Silk is one of the most ancient commodities that was traded along the Silk Road, and is still used in most every part of the world. The Silk Road carried very significant products that most humans in the present day cannot live without. This combination of trade routes connected cultures and highlighted ways in which the many cultures of Europe and Asia were brought closer together through creative commercial and cultural exchanges that still continue today.

The Silk Road was not jus one route but many routes, roads, and paths that headed in an east-west direction. Some routes were well developed and relatively free from bandits, while others were less protected and had fewer towns that offered shelter from the elements. All these roads, routes, and paths met at one point in a city known as Kashgar. For this motive, the city became one of the most important trade centers in Central Asia.

Silk was not the only product traded along the Silk Road. Although silk was most remarkable for westerners, it was only one of the many items that were traded throughout the history of the Silk Road. Gold, precious metals, ivory, precious stones, and glass went towards China; while firs, gunpowder, jade, bronze objects, lacquers, and iron went west. Food was also one of the innovations that traveled along the Silk Road. Inventing new implements for growing crops, farmers of one region wanted to introduce these crop tools to farmers in far away places that might have no knowledge whatsoever of these innovations.
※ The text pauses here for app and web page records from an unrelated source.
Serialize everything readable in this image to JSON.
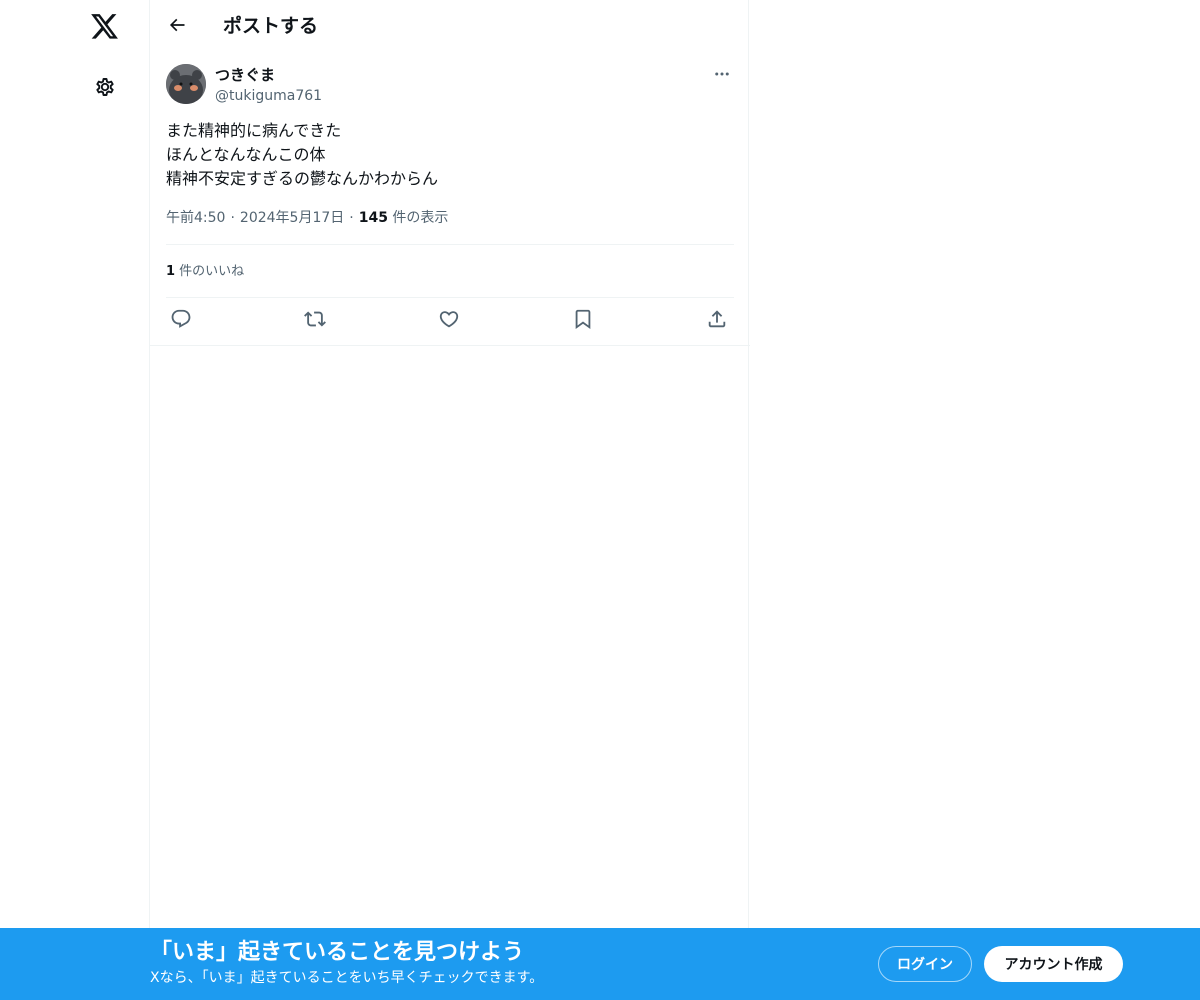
{
  "nav": {
    "logo_icon": "x-logo-icon",
    "settings_icon": "gear-icon"
  },
  "header": {
    "title": "ポストする",
    "back_icon": "arrow-left-icon"
  },
  "post": {
    "author_name": "つきぐま",
    "author_handle": "@tukiguma761",
    "more_icon": "ellipsis-icon",
    "text_lines": [
      "また精神的に病んできた",
      "ほんとなんなんこの体",
      "精神不安定すぎるの鬱なんかわからん"
    ],
    "time": "午前4:50",
    "date": "2024年5月17日",
    "views_count": "145",
    "views_label": " 件の表示",
    "likes_count": "1",
    "likes_label": " 件のいいね",
    "actions": {
      "reply_icon": "reply-icon",
      "repost_icon": "repost-icon",
      "like_icon": "heart-icon",
      "bookmark_icon": "bookmark-icon",
      "share_icon": "share-icon"
    }
  },
  "banner": {
    "title": "「いま」起きていることを見つけよう",
    "subtitle": "Xなら、「いま」起きていることをいち早くチェックできます。",
    "login_label": "ログイン",
    "signup_label": "アカウント作成",
    "background_color": "#1d9bf0"
  }
}
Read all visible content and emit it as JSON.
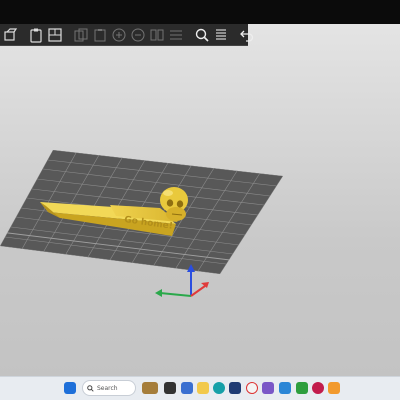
{
  "toolbar": {
    "icons": [
      "move-icon",
      "clipboard-icon",
      "layout-icon",
      "copy-icon",
      "paste-icon",
      "add-instance-icon",
      "remove-instance-icon",
      "split-icon",
      "variable-layer-icon",
      "search-icon",
      "layers-icon",
      "undo-icon"
    ]
  },
  "model": {
    "engraving": "Go home!"
  },
  "colors": {
    "background_top": "#e7e7e7",
    "bed": "#5a5a5a",
    "grid_line": "#8a8a8a",
    "model": "#e4c23a",
    "axis_x": "#e03a3a",
    "axis_y": "#2aa84a",
    "axis_z": "#2a4ee0"
  },
  "taskbar": {
    "search_placeholder": "Search",
    "apps": [
      "start-icon",
      "search",
      "weather-icon",
      "camera-icon",
      "files-icon",
      "edge-icon",
      "chrome-icon",
      "store-icon",
      "app-icon",
      "mail-icon",
      "xbox-icon",
      "raspberry-icon",
      "slicer-icon"
    ]
  }
}
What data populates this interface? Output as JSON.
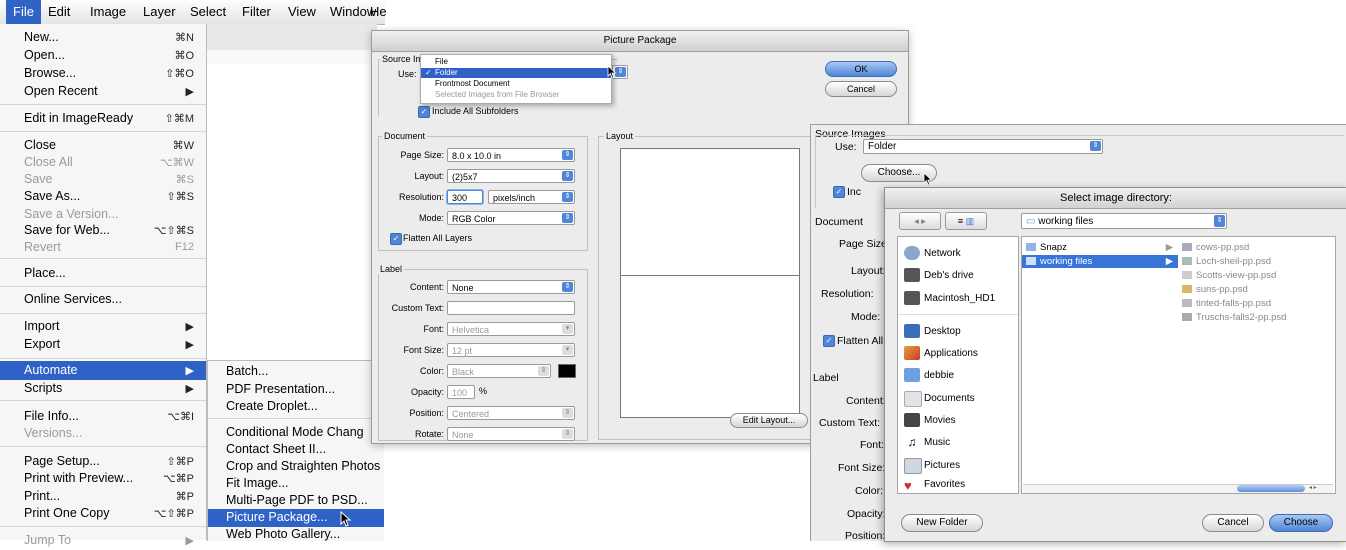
{
  "menubar": [
    "File",
    "Edit",
    "Image",
    "Layer",
    "Select",
    "Filter",
    "View",
    "Window",
    "He"
  ],
  "file_menu": {
    "items": [
      {
        "label": "New...",
        "shortcut": "⌘N",
        "enabled": true
      },
      {
        "label": "Open...",
        "shortcut": "⌘O",
        "enabled": true
      },
      {
        "label": "Browse...",
        "shortcut": "⇧⌘O",
        "enabled": true
      },
      {
        "label": "Open Recent",
        "shortcut": "▶",
        "enabled": true
      },
      {
        "label": "Edit in ImageReady",
        "shortcut": "⇧⌘M",
        "enabled": true
      },
      {
        "label": "Close",
        "shortcut": "⌘W",
        "enabled": true
      },
      {
        "label": "Close All",
        "shortcut": "⌥⌘W",
        "enabled": false
      },
      {
        "label": "Save",
        "shortcut": "⌘S",
        "enabled": false
      },
      {
        "label": "Save As...",
        "shortcut": "⇧⌘S",
        "enabled": true
      },
      {
        "label": "Save a Version...",
        "shortcut": "",
        "enabled": false
      },
      {
        "label": "Save for Web...",
        "shortcut": "⌥⇧⌘S",
        "enabled": true
      },
      {
        "label": "Revert",
        "shortcut": "F12",
        "enabled": false
      },
      {
        "label": "Place...",
        "shortcut": "",
        "enabled": true
      },
      {
        "label": "Online Services...",
        "shortcut": "",
        "enabled": true
      },
      {
        "label": "Import",
        "shortcut": "▶",
        "enabled": true
      },
      {
        "label": "Export",
        "shortcut": "▶",
        "enabled": true
      },
      {
        "label": "Automate",
        "shortcut": "▶",
        "enabled": true,
        "selected": true
      },
      {
        "label": "Scripts",
        "shortcut": "▶",
        "enabled": true
      },
      {
        "label": "File Info...",
        "shortcut": "⌥⌘I",
        "enabled": true
      },
      {
        "label": "Versions...",
        "shortcut": "",
        "enabled": false
      },
      {
        "label": "Page Setup...",
        "shortcut": "⇧⌘P",
        "enabled": true
      },
      {
        "label": "Print with Preview...",
        "shortcut": "⌥⌘P",
        "enabled": true
      },
      {
        "label": "Print...",
        "shortcut": "⌘P",
        "enabled": true
      },
      {
        "label": "Print One Copy",
        "shortcut": "⌥⇧⌘P",
        "enabled": true
      },
      {
        "label": "Jump To",
        "shortcut": "▶",
        "enabled": false
      }
    ]
  },
  "automate_menu": [
    "Batch...",
    "PDF Presentation...",
    "Create Droplet...",
    "Conditional Mode Chang",
    "Contact Sheet II...",
    "Crop and Straighten Photos",
    "Fit Image...",
    "Multi-Page PDF to PSD...",
    "Picture Package...",
    "Web Photo Gallery..."
  ],
  "picture_package": {
    "title": "Picture Package",
    "source_group": "Source Im",
    "use_label": "Use:",
    "use_menu": [
      {
        "label": "File",
        "checked": false
      },
      {
        "label": "Folder",
        "checked": true
      },
      {
        "label": "Frontmost Document",
        "checked": false
      },
      {
        "label": "Selected Images from File Browser",
        "checked": false,
        "disabled": true
      }
    ],
    "include_subfolders": "Include All Subfolders",
    "ok": "OK",
    "cancel": "Cancel",
    "document_group": "Document",
    "page_size_label": "Page Size:",
    "page_size": "8.0 x 10.0 in",
    "layout_label": "Layout:",
    "layout": "(2)5x7",
    "resolution_label": "Resolution:",
    "resolution": "300",
    "resolution_unit": "pixels/inch",
    "mode_label": "Mode:",
    "mode": "RGB Color",
    "flatten": "Flatten All Layers",
    "label_group": "Label",
    "content_label": "Content:",
    "content": "None",
    "custom_text_label": "Custom Text:",
    "custom_text": "",
    "font_label": "Font:",
    "font": "Helvetica",
    "font_size_label": "Font Size:",
    "font_size": "12 pt",
    "color_label": "Color:",
    "color": "Black",
    "opacity_label": "Opacity:",
    "opacity": "100",
    "opacity_unit": "%",
    "position_label": "Position:",
    "position": "Centered",
    "rotate_label": "Rotate:",
    "rotate": "None",
    "layout_group": "Layout",
    "edit_layout": "Edit Layout..."
  },
  "right_dialog": {
    "source_images": "Source Images",
    "use_label": "Use:",
    "use_value": "Folder",
    "choose": "Choose...",
    "include": "Inc",
    "document": "Document",
    "page_size": "Page Size:",
    "layout": "Layout:",
    "resolution": "Resolution:",
    "mode": "Mode:",
    "flatten": "Flatten All",
    "label": "Label",
    "content": "Content:",
    "custom_text": "Custom Text:",
    "font": "Font:",
    "font_size": "Font Size:",
    "color": "Color:",
    "opacity": "Opacity:",
    "position": "Position:"
  },
  "select_dir": {
    "title": "Select image directory:",
    "path": "working files",
    "sidebar": [
      {
        "label": "Network",
        "icon": "network-icon"
      },
      {
        "label": "Deb's drive",
        "icon": "drive-icon"
      },
      {
        "label": "Macintosh_HD1",
        "icon": "drive-icon"
      },
      {
        "label": "Desktop",
        "icon": "desktop-icon"
      },
      {
        "label": "Applications",
        "icon": "applications-icon"
      },
      {
        "label": "debbie",
        "icon": "home-icon"
      },
      {
        "label": "Documents",
        "icon": "documents-icon"
      },
      {
        "label": "Movies",
        "icon": "movies-icon"
      },
      {
        "label": "Music",
        "icon": "music-icon"
      },
      {
        "label": "Pictures",
        "icon": "pictures-icon"
      },
      {
        "label": "Favorites",
        "icon": "favorites-icon"
      }
    ],
    "folders": [
      {
        "label": "Snapz",
        "selected": false
      },
      {
        "label": "working files",
        "selected": true
      }
    ],
    "files": [
      "cows-pp.psd",
      "Loch-sheil-pp.psd",
      "Scotts-view-pp.psd",
      "suns-pp.psd",
      "tinted-falls-pp.psd",
      "Truschs-falls2-pp.psd"
    ],
    "new_folder": "New Folder",
    "cancel": "Cancel",
    "choose": "Choose"
  },
  "colors": {
    "selection": "#2e62c7",
    "aqua": "#4f86d8"
  }
}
Accordingly, they traveled throughout the regions, sharing these ideas with others and implementing theirs in return. Thus, food was being traded all over the world, and the route being taken was the Silk Road.

Religion, however, was...